===== GIVEN DATA =====

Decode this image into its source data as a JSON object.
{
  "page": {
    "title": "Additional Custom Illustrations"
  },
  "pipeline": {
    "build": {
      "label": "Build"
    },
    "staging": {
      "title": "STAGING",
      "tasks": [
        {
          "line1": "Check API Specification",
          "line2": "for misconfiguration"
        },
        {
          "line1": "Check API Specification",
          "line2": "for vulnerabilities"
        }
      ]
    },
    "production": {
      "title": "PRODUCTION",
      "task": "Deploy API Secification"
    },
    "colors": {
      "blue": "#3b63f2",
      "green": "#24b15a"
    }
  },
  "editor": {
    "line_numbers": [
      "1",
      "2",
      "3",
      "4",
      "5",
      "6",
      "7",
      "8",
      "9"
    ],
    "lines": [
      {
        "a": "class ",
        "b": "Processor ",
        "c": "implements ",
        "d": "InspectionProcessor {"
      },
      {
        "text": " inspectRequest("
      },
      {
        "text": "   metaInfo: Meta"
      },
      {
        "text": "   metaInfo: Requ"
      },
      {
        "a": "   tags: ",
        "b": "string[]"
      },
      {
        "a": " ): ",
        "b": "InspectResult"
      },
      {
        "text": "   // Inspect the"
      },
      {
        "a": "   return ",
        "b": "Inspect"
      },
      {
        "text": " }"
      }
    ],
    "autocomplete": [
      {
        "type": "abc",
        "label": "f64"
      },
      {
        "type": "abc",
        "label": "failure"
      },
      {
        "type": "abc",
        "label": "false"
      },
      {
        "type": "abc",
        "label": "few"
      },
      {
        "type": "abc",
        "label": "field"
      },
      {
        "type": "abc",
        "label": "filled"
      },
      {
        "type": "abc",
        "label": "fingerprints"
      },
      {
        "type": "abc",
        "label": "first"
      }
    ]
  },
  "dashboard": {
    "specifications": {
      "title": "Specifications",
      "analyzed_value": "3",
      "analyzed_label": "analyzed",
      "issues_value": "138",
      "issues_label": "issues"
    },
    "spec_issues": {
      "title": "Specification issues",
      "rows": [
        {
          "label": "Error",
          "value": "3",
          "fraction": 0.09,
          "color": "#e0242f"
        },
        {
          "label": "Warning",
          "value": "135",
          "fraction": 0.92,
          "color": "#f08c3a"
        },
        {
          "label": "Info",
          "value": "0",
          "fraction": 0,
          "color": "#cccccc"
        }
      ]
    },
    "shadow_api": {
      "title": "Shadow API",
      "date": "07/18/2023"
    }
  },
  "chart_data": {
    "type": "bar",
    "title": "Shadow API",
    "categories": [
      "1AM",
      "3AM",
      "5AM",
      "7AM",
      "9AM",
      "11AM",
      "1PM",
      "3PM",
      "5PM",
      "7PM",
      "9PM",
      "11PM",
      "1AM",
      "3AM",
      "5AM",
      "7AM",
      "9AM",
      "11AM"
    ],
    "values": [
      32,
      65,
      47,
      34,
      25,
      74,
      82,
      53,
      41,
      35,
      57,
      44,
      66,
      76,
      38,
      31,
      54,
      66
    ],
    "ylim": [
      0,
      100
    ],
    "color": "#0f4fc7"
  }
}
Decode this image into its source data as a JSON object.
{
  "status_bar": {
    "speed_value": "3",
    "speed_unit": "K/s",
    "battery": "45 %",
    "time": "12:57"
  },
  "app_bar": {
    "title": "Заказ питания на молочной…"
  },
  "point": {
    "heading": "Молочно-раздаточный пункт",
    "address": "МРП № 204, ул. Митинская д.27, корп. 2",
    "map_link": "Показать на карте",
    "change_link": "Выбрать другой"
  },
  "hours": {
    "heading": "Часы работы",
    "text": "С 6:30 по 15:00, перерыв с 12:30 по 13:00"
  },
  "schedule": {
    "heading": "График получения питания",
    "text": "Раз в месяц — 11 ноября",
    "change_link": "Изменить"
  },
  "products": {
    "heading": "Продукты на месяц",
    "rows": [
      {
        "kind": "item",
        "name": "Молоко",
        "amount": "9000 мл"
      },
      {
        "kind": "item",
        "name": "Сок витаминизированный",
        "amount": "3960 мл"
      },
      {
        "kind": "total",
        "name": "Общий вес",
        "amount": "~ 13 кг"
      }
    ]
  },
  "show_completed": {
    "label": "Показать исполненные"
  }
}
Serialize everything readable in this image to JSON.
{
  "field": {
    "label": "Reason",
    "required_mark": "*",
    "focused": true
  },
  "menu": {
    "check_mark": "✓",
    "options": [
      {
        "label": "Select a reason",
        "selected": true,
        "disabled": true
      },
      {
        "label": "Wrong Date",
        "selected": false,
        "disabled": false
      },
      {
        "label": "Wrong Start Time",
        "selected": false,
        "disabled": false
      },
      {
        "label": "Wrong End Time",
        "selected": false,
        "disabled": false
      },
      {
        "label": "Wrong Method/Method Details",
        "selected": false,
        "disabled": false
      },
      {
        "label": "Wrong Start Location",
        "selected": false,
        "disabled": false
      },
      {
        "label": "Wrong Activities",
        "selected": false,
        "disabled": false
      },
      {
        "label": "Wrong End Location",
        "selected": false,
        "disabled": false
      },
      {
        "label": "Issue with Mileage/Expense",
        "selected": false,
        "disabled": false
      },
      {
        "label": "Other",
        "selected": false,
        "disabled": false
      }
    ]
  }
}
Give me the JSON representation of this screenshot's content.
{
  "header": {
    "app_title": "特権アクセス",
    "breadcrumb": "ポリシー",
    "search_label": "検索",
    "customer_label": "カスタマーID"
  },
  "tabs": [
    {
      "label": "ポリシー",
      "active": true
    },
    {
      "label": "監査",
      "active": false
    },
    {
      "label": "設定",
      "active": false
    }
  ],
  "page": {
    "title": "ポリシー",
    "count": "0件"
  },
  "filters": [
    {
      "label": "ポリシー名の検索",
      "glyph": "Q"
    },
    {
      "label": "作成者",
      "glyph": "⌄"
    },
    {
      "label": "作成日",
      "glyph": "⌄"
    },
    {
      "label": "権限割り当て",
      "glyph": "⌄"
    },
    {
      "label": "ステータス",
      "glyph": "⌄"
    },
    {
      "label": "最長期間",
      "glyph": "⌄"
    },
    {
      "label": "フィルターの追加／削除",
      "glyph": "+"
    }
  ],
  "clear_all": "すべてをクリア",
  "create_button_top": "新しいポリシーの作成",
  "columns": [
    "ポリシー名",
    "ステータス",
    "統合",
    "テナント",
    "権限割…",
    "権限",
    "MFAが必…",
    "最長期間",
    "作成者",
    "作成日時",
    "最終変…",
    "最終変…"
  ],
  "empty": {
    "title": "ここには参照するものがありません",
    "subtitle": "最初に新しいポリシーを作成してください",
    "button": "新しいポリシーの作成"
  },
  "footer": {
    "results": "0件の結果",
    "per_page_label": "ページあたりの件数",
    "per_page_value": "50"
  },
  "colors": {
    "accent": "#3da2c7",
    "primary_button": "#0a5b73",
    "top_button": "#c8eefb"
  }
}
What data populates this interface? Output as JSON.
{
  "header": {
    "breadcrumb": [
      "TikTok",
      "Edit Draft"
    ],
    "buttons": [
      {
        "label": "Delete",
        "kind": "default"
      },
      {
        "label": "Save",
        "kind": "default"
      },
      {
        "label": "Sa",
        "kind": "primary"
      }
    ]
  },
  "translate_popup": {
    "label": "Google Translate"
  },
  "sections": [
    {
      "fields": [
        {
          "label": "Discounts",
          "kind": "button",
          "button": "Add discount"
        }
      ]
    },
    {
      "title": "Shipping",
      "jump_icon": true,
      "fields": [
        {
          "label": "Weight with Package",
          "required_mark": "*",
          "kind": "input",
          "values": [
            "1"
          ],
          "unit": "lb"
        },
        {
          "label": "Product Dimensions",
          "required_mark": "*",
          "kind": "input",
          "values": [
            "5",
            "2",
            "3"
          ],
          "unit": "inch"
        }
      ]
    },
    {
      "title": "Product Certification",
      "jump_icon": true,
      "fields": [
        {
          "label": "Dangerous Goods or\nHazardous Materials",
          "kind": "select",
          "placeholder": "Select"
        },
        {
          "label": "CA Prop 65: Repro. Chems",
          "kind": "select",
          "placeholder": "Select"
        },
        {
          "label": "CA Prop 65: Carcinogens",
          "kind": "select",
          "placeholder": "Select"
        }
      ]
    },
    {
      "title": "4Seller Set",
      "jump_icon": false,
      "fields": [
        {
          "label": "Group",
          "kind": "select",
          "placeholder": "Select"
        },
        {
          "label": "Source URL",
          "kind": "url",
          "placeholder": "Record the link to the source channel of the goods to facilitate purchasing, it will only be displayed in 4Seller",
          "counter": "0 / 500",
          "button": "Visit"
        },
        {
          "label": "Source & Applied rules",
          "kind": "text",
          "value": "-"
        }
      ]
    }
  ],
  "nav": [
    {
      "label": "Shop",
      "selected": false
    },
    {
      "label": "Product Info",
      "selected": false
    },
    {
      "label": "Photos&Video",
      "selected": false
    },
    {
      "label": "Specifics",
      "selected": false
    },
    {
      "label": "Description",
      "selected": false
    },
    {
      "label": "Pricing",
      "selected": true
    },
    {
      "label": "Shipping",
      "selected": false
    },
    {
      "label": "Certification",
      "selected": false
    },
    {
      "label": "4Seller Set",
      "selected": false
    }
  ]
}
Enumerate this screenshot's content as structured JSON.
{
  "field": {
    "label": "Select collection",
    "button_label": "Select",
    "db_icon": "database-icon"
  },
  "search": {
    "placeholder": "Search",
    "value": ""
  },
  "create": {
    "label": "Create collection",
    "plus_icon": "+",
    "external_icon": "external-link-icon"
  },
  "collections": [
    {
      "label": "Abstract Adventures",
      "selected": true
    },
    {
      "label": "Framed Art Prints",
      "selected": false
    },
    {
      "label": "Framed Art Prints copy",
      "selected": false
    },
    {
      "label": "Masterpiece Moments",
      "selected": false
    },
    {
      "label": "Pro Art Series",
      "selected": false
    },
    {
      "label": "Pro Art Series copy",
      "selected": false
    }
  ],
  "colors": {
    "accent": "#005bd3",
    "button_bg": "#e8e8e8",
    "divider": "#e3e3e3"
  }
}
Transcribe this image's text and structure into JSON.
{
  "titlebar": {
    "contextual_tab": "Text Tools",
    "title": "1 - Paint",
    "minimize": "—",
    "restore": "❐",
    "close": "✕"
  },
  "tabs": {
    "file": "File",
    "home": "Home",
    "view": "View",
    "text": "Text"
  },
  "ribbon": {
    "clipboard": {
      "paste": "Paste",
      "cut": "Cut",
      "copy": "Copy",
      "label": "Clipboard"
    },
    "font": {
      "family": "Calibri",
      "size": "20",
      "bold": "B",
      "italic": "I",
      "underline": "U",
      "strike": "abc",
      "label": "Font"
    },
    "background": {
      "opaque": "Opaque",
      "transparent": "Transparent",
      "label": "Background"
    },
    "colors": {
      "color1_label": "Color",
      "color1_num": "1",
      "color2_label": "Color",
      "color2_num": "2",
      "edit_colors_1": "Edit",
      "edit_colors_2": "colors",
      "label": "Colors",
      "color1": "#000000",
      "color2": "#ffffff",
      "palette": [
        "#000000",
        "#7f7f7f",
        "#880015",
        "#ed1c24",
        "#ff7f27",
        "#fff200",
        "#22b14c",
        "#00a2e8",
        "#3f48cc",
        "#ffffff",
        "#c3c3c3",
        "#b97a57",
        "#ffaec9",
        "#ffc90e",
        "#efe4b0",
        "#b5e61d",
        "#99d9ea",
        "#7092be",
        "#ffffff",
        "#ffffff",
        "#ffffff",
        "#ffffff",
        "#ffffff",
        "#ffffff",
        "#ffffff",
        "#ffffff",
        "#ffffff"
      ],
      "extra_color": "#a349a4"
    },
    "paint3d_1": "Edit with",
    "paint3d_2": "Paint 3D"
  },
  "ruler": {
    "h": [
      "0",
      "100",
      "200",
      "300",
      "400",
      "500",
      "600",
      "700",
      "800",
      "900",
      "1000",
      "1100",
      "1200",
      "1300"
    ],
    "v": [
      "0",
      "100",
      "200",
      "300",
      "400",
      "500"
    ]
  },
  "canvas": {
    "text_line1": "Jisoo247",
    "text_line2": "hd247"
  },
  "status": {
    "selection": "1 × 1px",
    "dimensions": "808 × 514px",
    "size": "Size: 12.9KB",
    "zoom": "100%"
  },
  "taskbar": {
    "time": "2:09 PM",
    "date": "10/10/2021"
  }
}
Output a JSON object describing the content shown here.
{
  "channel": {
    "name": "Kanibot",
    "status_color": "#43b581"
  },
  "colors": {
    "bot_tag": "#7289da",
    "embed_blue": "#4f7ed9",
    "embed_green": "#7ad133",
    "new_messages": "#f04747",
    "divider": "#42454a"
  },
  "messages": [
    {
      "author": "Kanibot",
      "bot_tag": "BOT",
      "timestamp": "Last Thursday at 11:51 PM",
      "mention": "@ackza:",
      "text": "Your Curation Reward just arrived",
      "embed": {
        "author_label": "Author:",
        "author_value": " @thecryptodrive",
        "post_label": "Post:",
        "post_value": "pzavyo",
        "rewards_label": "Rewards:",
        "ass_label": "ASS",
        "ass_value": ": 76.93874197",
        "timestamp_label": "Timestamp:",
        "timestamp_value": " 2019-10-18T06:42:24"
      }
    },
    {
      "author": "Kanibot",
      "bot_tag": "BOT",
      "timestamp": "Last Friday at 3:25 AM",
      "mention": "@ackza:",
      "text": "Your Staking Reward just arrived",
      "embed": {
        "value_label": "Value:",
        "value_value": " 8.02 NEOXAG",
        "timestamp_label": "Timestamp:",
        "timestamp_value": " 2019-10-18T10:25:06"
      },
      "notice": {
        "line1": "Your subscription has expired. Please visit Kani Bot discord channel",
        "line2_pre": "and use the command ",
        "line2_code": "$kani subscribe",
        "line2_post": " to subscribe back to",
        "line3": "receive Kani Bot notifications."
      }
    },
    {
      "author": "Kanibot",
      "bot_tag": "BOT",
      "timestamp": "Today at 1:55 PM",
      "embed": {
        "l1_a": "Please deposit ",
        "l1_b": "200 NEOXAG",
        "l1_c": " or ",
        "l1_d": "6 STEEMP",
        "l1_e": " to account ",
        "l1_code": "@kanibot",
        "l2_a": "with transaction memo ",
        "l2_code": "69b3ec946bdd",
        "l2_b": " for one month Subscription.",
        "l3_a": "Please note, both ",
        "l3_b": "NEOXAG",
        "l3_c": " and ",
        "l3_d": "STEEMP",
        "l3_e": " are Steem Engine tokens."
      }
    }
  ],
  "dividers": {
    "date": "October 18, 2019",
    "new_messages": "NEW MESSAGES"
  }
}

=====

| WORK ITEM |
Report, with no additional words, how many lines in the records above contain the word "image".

| OUTPUT OF THE TASK |
4